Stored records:
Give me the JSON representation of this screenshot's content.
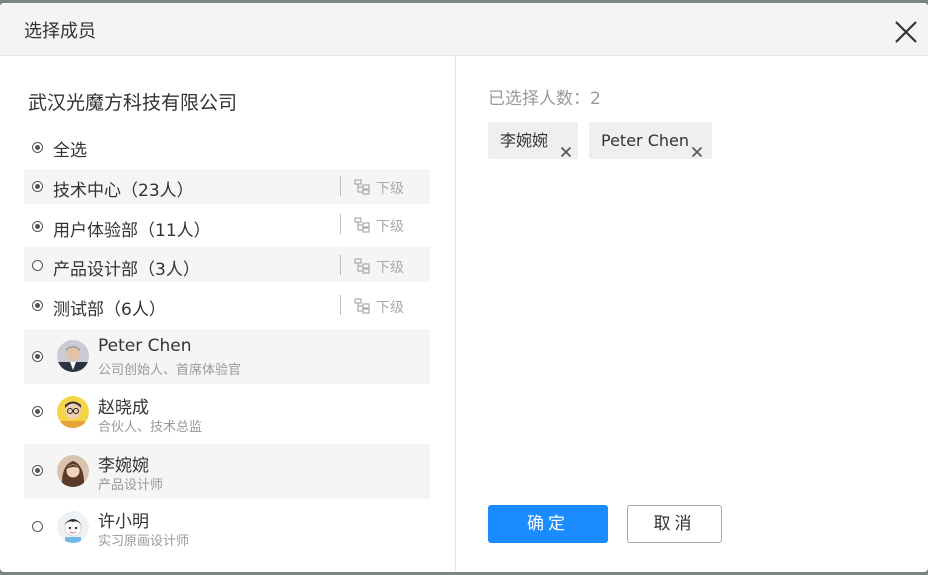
{
  "dialog": {
    "title": "选择成员",
    "close_icon": "close-icon"
  },
  "left": {
    "company": "武汉光魔方科技有限公司",
    "select_all": {
      "label": "全选",
      "checked": true
    },
    "departments": [
      {
        "label": "技术中心（23人）",
        "checked": true,
        "sub_label": "下级"
      },
      {
        "label": "用户体验部（11人）",
        "checked": true,
        "sub_label": "下级"
      },
      {
        "label": "产品设计部（3人）",
        "checked": false,
        "sub_label": "下级"
      },
      {
        "label": "测试部（6人）",
        "checked": true,
        "sub_label": "下级"
      }
    ],
    "members": [
      {
        "name": "Peter Chen",
        "role": "公司创始人、首席体验官",
        "checked": true,
        "avatar": "avatar-man-suit"
      },
      {
        "name": "赵晓成",
        "role": "合伙人、技术总监",
        "checked": true,
        "avatar": "avatar-man-glasses"
      },
      {
        "name": "李婉婉",
        "role": "产品设计师",
        "checked": true,
        "avatar": "avatar-woman"
      },
      {
        "name": "许小明",
        "role": "实习原画设计师",
        "checked": false,
        "avatar": "avatar-cartoon"
      }
    ]
  },
  "right": {
    "count_text": "已选择人数：2",
    "selected": [
      {
        "name": "李婉婉"
      },
      {
        "name": "Peter Chen"
      }
    ],
    "confirm_label": "确定",
    "cancel_label": "取消"
  },
  "colors": {
    "primary": "#1a8cff",
    "backdrop": "#7d8584",
    "header": "#f4f4f4",
    "row_shade": "#f5f5f5"
  }
}
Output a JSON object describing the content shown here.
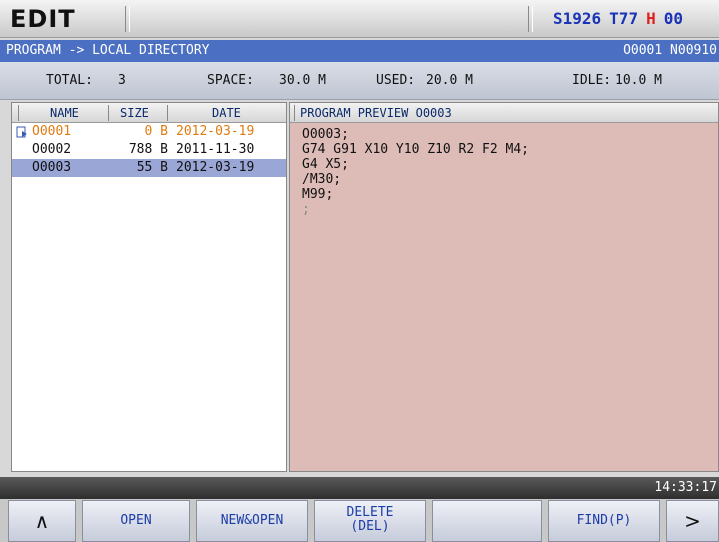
{
  "header": {
    "mode": "EDIT",
    "spindle": "S1926",
    "tool": "T77",
    "h_prefix": "H",
    "h_value": "00"
  },
  "path": {
    "location": "PROGRAM -> LOCAL DIRECTORY",
    "current": "O0001 N00910"
  },
  "info": {
    "total_label": "TOTAL:",
    "total_value": "3",
    "space_label": "SPACE:",
    "space_value": "30.0 M",
    "used_label": "USED:",
    "used_value": "20.0 M",
    "idle_label": "IDLE:",
    "idle_value": "10.0 M"
  },
  "file_list": {
    "columns": [
      "NAME",
      "SIZE",
      "DATE"
    ],
    "rows": [
      {
        "name": "O0001",
        "size": "0 B",
        "date": "2012-03-19"
      },
      {
        "name": "O0002",
        "size": "788 B",
        "date": "2011-11-30"
      },
      {
        "name": "O0003",
        "size": "55 B",
        "date": "2012-03-19"
      }
    ]
  },
  "preview": {
    "title": "PROGRAM PREVIEW O0003",
    "lines": [
      "O0003;",
      "G74 G91 X10 Y10 Z10 R2 F2 M4;",
      "G4 X5;",
      "/M30;",
      "M99;",
      ";"
    ]
  },
  "clock": "14:33:17",
  "softkeys": {
    "up": "∧",
    "open": "OPEN",
    "new_open": "NEW&OPEN",
    "delete_1": "DELETE",
    "delete_2": "(DEL)",
    "blank": "",
    "find": "FIND(P)",
    "next": ">"
  },
  "colors": {
    "path_bar": "#4b6fc2",
    "preview_bg": "#ddbcb8",
    "selected_row": "#9aa6d6",
    "current_row_text": "#e07a10"
  }
}
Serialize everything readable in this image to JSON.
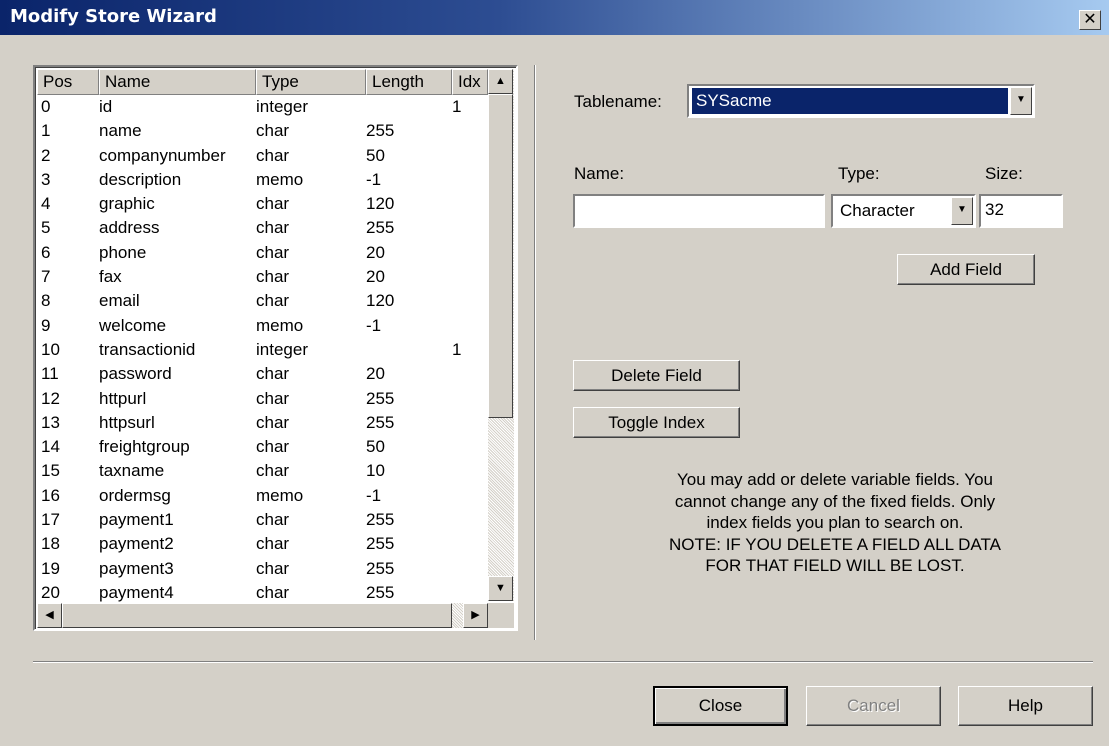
{
  "window": {
    "title": "Modify Store Wizard",
    "close_glyph": "✕"
  },
  "list": {
    "columns": [
      "Pos",
      "Name",
      "Type",
      "Length",
      "Idx"
    ],
    "rows": [
      [
        "0",
        "id",
        "integer",
        "",
        "1"
      ],
      [
        "1",
        "name",
        "char",
        "255",
        ""
      ],
      [
        "2",
        "companynumber",
        "char",
        "50",
        ""
      ],
      [
        "3",
        "description",
        "memo",
        "-1",
        ""
      ],
      [
        "4",
        "graphic",
        "char",
        "120",
        ""
      ],
      [
        "5",
        "address",
        "char",
        "255",
        ""
      ],
      [
        "6",
        "phone",
        "char",
        "20",
        ""
      ],
      [
        "7",
        "fax",
        "char",
        "20",
        ""
      ],
      [
        "8",
        "email",
        "char",
        "120",
        ""
      ],
      [
        "9",
        "welcome",
        "memo",
        "-1",
        ""
      ],
      [
        "10",
        "transactionid",
        "integer",
        "",
        "1"
      ],
      [
        "11",
        "password",
        "char",
        "20",
        ""
      ],
      [
        "12",
        "httpurl",
        "char",
        "255",
        ""
      ],
      [
        "13",
        "httpsurl",
        "char",
        "255",
        ""
      ],
      [
        "14",
        "freightgroup",
        "char",
        "50",
        ""
      ],
      [
        "15",
        "taxname",
        "char",
        "10",
        ""
      ],
      [
        "16",
        "ordermsg",
        "memo",
        "-1",
        ""
      ],
      [
        "17",
        "payment1",
        "char",
        "255",
        ""
      ],
      [
        "18",
        "payment2",
        "char",
        "255",
        ""
      ],
      [
        "19",
        "payment3",
        "char",
        "255",
        ""
      ],
      [
        "20",
        "payment4",
        "char",
        "255",
        ""
      ]
    ]
  },
  "form": {
    "tablename_label": "Tablename:",
    "tablename_value": "SYSacme",
    "name_label": "Name:",
    "name_value": "",
    "type_label": "Type:",
    "type_value": "Character",
    "size_label": "Size:",
    "size_value": "32",
    "add_field": "Add Field",
    "delete_field": "Delete Field",
    "toggle_index": "Toggle Index",
    "note": "You may add or delete variable fields. You\ncannot change any of the fixed fields. Only\nindex fields you plan to search on.\nNOTE: IF YOU DELETE A FIELD ALL DATA\nFOR THAT FIELD WILL BE LOST."
  },
  "footer": {
    "close": "Close",
    "cancel": "Cancel",
    "help": "Help"
  },
  "icons": {
    "dropdown": "down-arrow-icon",
    "scroll_up": "up-arrow-icon",
    "scroll_down": "down-arrow-icon",
    "scroll_left": "left-arrow-icon",
    "scroll_right": "right-arrow-icon"
  }
}
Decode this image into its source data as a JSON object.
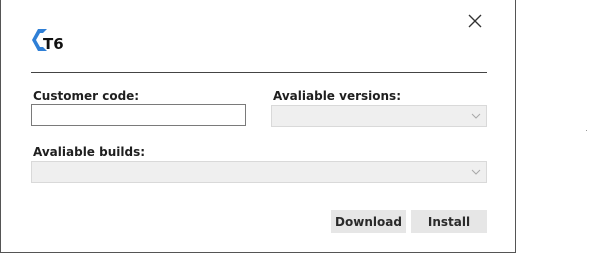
{
  "dialog": {
    "logo_text": "T6",
    "close_icon": "close-icon"
  },
  "form": {
    "customer_code_label": "Customer code:",
    "customer_code_value": "",
    "versions_label": "Avaliable versions:",
    "versions_selected": "",
    "builds_label": "Avaliable builds:",
    "builds_selected": ""
  },
  "actions": {
    "download_label": "Download",
    "install_label": "Install"
  },
  "colors": {
    "logo_blue": "#2f7fd6",
    "text_dark": "#1f1f1f",
    "disabled_field": "#efefef",
    "button_bg": "#e6e6e6"
  }
}
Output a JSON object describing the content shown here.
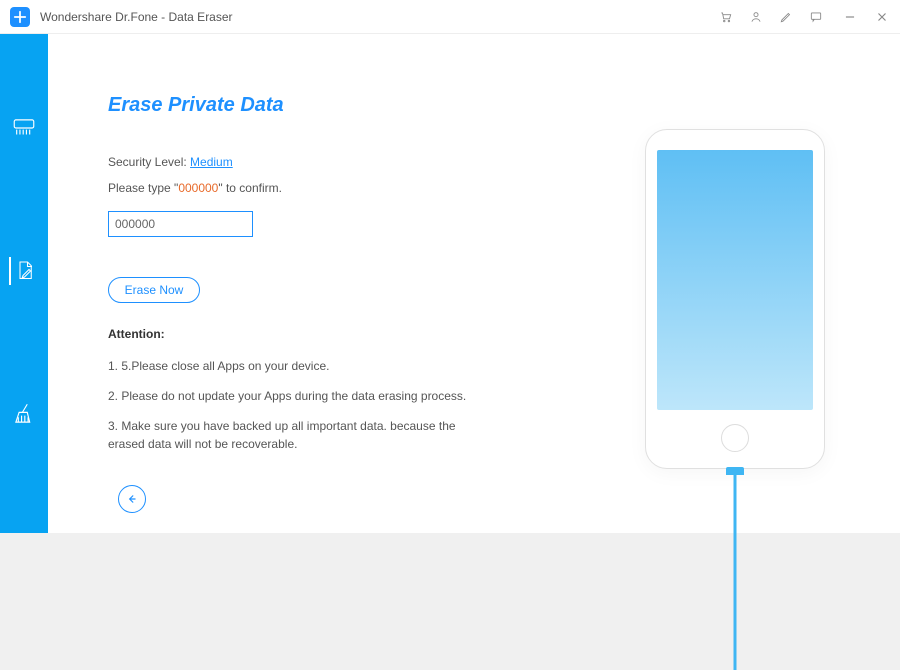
{
  "app": {
    "title": "Wondershare Dr.Fone - Data Eraser"
  },
  "titlebar_icons": {
    "cart": "cart-icon",
    "user": "user-icon",
    "edit": "edit-icon",
    "feedback": "feedback-icon"
  },
  "sidebar": {
    "items": [
      {
        "name": "shredder-icon"
      },
      {
        "name": "document-edit-icon"
      },
      {
        "name": "broom-icon"
      }
    ]
  },
  "main": {
    "heading": "Erase Private Data",
    "security_level_label": "Security Level:",
    "security_level_value": "Medium",
    "confirm_prompt_prefix": "Please type \"",
    "confirm_code": "000000",
    "confirm_prompt_suffix": "\" to confirm.",
    "confirm_input_value": "000000",
    "erase_button": "Erase Now",
    "attention_heading": "Attention:",
    "attention_items": [
      "1. 5.Please close all Apps on your device.",
      "2. Please do not update your Apps during the data erasing process.",
      "3. Make sure you have backed up all important data. because the erased data will not be recoverable."
    ]
  },
  "back_button": "back"
}
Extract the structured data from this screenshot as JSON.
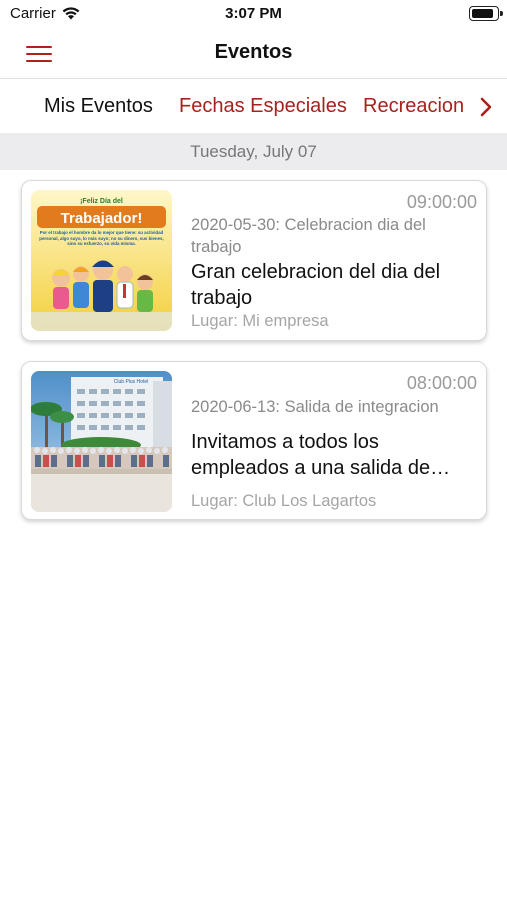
{
  "status_bar": {
    "carrier": "Carrier",
    "time": "3:07 PM",
    "battery_level": 0.9
  },
  "nav": {
    "title": "Eventos",
    "menu_icon": "hamburger-menu-icon"
  },
  "tabs": [
    {
      "label": "Mis Eventos",
      "active": true
    },
    {
      "label": "Fechas Especiales",
      "active": false
    },
    {
      "label": "Recreacion",
      "active": false
    }
  ],
  "date_header": "Tuesday, July 07",
  "events": [
    {
      "time": "09:00:00",
      "subtitle": "2020-05-30: Celebracion dia del trabajo",
      "title": "Gran celebracion del dia del trabajo",
      "location": "Lugar: Mi empresa",
      "thumb_text": {
        "line1": "¡Feliz Día del",
        "line2": "Trabajador!",
        "body": "Por el trabajo el hombre da lo mejor que tiene: su actividad personal, algo suyo, lo más suyo; no su dinero, sus bienes, sino su esfuerzo, su vida misma."
      }
    },
    {
      "time": "08:00:00",
      "subtitle": "2020-06-13: Salida de integracion",
      "title": "Invitamos a todos los empleados a una salida de integracion",
      "location": "Lugar: Club Los Lagartos",
      "thumb_text": {
        "sign": "Club Plus Hotel"
      }
    }
  ],
  "colors": {
    "accent": "#a8221d",
    "date_header_bg": "#ececef",
    "muted_text": "#8a8a8a"
  }
}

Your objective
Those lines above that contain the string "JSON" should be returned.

Result for this exercise
Give me the JSON representation of this screenshot's content.
Output a JSON object describing the content shown here.
Serialize everything readable in this image to JSON.
Decode this image into its source data as a JSON object.
Output a JSON object describing the content shown here.
Extract the structured data from this screenshot as JSON.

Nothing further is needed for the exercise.